* **Work request**: Using the entries below, show all lines with the string "value".

* **Extracted material**:

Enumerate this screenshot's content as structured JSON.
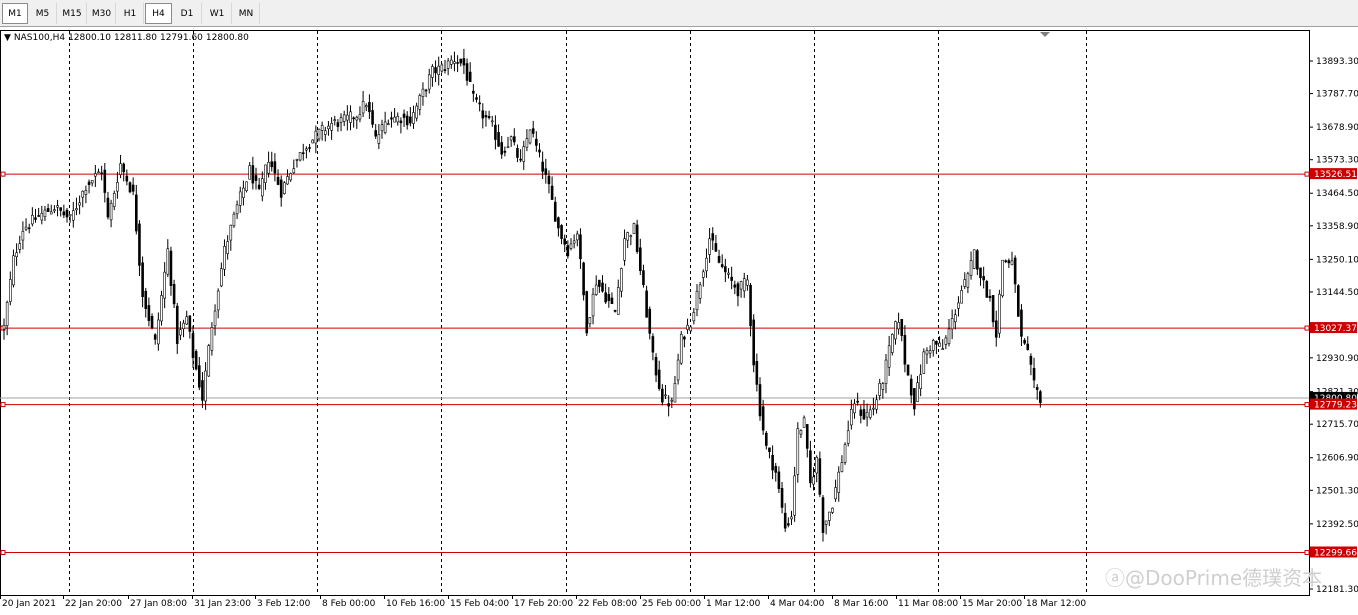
{
  "toolbar": {
    "timeframes": [
      {
        "label": "M1",
        "active": false,
        "selected_left": true
      },
      {
        "label": "M5"
      },
      {
        "label": "M15"
      },
      {
        "label": "M30"
      },
      {
        "label": "H1"
      },
      {
        "label": "H4",
        "active": true
      },
      {
        "label": "D1"
      },
      {
        "label": "W1"
      },
      {
        "label": "MN"
      }
    ]
  },
  "symbol_info": {
    "dropdown_icon": "triangle-down-icon",
    "symbol": "NAS100,H4",
    "open": "12800.10",
    "high": "12811.80",
    "low": "12791.60",
    "close": "12800.80"
  },
  "price_axis": {
    "labels": [
      "13893.30",
      "13787.70",
      "13678.90",
      "13573.30",
      "13464.50",
      "13358.90",
      "13250.10",
      "13144.50",
      "12930.90",
      "12821.30",
      "12715.70",
      "12606.90",
      "12501.30",
      "12392.50",
      "12181.30"
    ]
  },
  "horizontal_lines": [
    {
      "value": 13526.51,
      "label": "13526.51",
      "color": "#cc0000"
    },
    {
      "value": 13027.37,
      "label": "13027.37",
      "color": "#cc0000"
    },
    {
      "value": 12779.23,
      "label": "12779.23",
      "color": "#cc0000"
    },
    {
      "value": 12299.66,
      "label": "12299.66",
      "color": "#cc0000"
    }
  ],
  "bid_line": {
    "value": 12800.8,
    "color": "#a0a0a0"
  },
  "time_axis": {
    "labels": [
      "20 Jan 2021",
      "22 Jan 20:00",
      "27 Jan 08:00",
      "31 Jan 23:00",
      "3 Feb 12:00",
      "8 Feb 00:00",
      "10 Feb 16:00",
      "15 Feb 04:00",
      "17 Feb 20:00",
      "22 Feb 08:00",
      "25 Feb 00:00",
      "1 Mar 12:00",
      "4 Mar 04:00",
      "8 Mar 16:00",
      "11 Mar 08:00",
      "15 Mar 20:00",
      "18 Mar 12:00"
    ]
  },
  "chart_data": {
    "type": "candlestick",
    "symbol": "NAS100",
    "timeframe": "H4",
    "ylim": [
      12150,
      13960
    ],
    "grid": "vertical-dashed",
    "anchors": [
      {
        "bar": 0,
        "price": 13030
      },
      {
        "bar": 3,
        "price": 13250
      },
      {
        "bar": 6,
        "price": 13350
      },
      {
        "bar": 11,
        "price": 13390
      },
      {
        "bar": 16,
        "price": 13420
      },
      {
        "bar": 21,
        "price": 13380
      },
      {
        "bar": 26,
        "price": 13490
      },
      {
        "bar": 31,
        "price": 13540
      },
      {
        "bar": 33,
        "price": 13380
      },
      {
        "bar": 37,
        "price": 13560
      },
      {
        "bar": 41,
        "price": 13460
      },
      {
        "bar": 44,
        "price": 13140
      },
      {
        "bar": 48,
        "price": 12980
      },
      {
        "bar": 52,
        "price": 13280
      },
      {
        "bar": 55,
        "price": 12990
      },
      {
        "bar": 58,
        "price": 13060
      },
      {
        "bar": 60,
        "price": 12940
      },
      {
        "bar": 63,
        "price": 12800
      },
      {
        "bar": 66,
        "price": 13040
      },
      {
        "bar": 70,
        "price": 13280
      },
      {
        "bar": 74,
        "price": 13420
      },
      {
        "bar": 78,
        "price": 13540
      },
      {
        "bar": 81,
        "price": 13460
      },
      {
        "bar": 84,
        "price": 13580
      },
      {
        "bar": 88,
        "price": 13470
      },
      {
        "bar": 92,
        "price": 13560
      },
      {
        "bar": 96,
        "price": 13620
      },
      {
        "bar": 100,
        "price": 13660
      },
      {
        "bar": 104,
        "price": 13690
      },
      {
        "bar": 108,
        "price": 13700
      },
      {
        "bar": 112,
        "price": 13720
      },
      {
        "bar": 115,
        "price": 13760
      },
      {
        "bar": 118,
        "price": 13640
      },
      {
        "bar": 122,
        "price": 13710
      },
      {
        "bar": 126,
        "price": 13710
      },
      {
        "bar": 129,
        "price": 13700
      },
      {
        "bar": 133,
        "price": 13790
      },
      {
        "bar": 136,
        "price": 13860
      },
      {
        "bar": 139,
        "price": 13870
      },
      {
        "bar": 143,
        "price": 13900
      },
      {
        "bar": 146,
        "price": 13880
      },
      {
        "bar": 149,
        "price": 13770
      },
      {
        "bar": 152,
        "price": 13720
      },
      {
        "bar": 155,
        "price": 13680
      },
      {
        "bar": 158,
        "price": 13600
      },
      {
        "bar": 161,
        "price": 13640
      },
      {
        "bar": 164,
        "price": 13560
      },
      {
        "bar": 167,
        "price": 13680
      },
      {
        "bar": 170,
        "price": 13580
      },
      {
        "bar": 173,
        "price": 13480
      },
      {
        "bar": 176,
        "price": 13350
      },
      {
        "bar": 179,
        "price": 13280
      },
      {
        "bar": 182,
        "price": 13340
      },
      {
        "bar": 185,
        "price": 13030
      },
      {
        "bar": 188,
        "price": 13180
      },
      {
        "bar": 191,
        "price": 13130
      },
      {
        "bar": 194,
        "price": 13080
      },
      {
        "bar": 197,
        "price": 13320
      },
      {
        "bar": 200,
        "price": 13350
      },
      {
        "bar": 203,
        "price": 13150
      },
      {
        "bar": 206,
        "price": 12930
      },
      {
        "bar": 209,
        "price": 12800
      },
      {
        "bar": 212,
        "price": 12780
      },
      {
        "bar": 215,
        "price": 12990
      },
      {
        "bar": 218,
        "price": 13050
      },
      {
        "bar": 221,
        "price": 13180
      },
      {
        "bar": 224,
        "price": 13320
      },
      {
        "bar": 227,
        "price": 13240
      },
      {
        "bar": 230,
        "price": 13190
      },
      {
        "bar": 233,
        "price": 13150
      },
      {
        "bar": 236,
        "price": 13180
      },
      {
        "bar": 238,
        "price": 12920
      },
      {
        "bar": 240,
        "price": 12760
      },
      {
        "bar": 242,
        "price": 12640
      },
      {
        "bar": 245,
        "price": 12560
      },
      {
        "bar": 248,
        "price": 12380
      },
      {
        "bar": 250,
        "price": 12420
      },
      {
        "bar": 252,
        "price": 12690
      },
      {
        "bar": 254,
        "price": 12720
      },
      {
        "bar": 256,
        "price": 12520
      },
      {
        "bar": 258,
        "price": 12600
      },
      {
        "bar": 260,
        "price": 12380
      },
      {
        "bar": 263,
        "price": 12460
      },
      {
        "bar": 266,
        "price": 12600
      },
      {
        "bar": 268,
        "price": 12700
      },
      {
        "bar": 270,
        "price": 12790
      },
      {
        "bar": 273,
        "price": 12740
      },
      {
        "bar": 276,
        "price": 12770
      },
      {
        "bar": 279,
        "price": 12860
      },
      {
        "bar": 282,
        "price": 13000
      },
      {
        "bar": 284,
        "price": 13060
      },
      {
        "bar": 286,
        "price": 12920
      },
      {
        "bar": 289,
        "price": 12780
      },
      {
        "bar": 292,
        "price": 12940
      },
      {
        "bar": 295,
        "price": 12980
      },
      {
        "bar": 298,
        "price": 12960
      },
      {
        "bar": 301,
        "price": 13050
      },
      {
        "bar": 304,
        "price": 13150
      },
      {
        "bar": 306,
        "price": 13190
      },
      {
        "bar": 308,
        "price": 13270
      },
      {
        "bar": 311,
        "price": 13170
      },
      {
        "bar": 313,
        "price": 13120
      },
      {
        "bar": 315,
        "price": 13010
      },
      {
        "bar": 317,
        "price": 13250
      },
      {
        "bar": 320,
        "price": 13240
      },
      {
        "bar": 323,
        "price": 12990
      },
      {
        "bar": 325,
        "price": 12940
      },
      {
        "bar": 327,
        "price": 12840
      },
      {
        "bar": 329,
        "price": 12800
      }
    ],
    "last_close": 12800.8
  }
}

* **Answer box**:
      "value": 13526.51,
      "value": 13027.37,
      "value": 12779.23,
      "value": 12299.66,
    "value": 12800.8,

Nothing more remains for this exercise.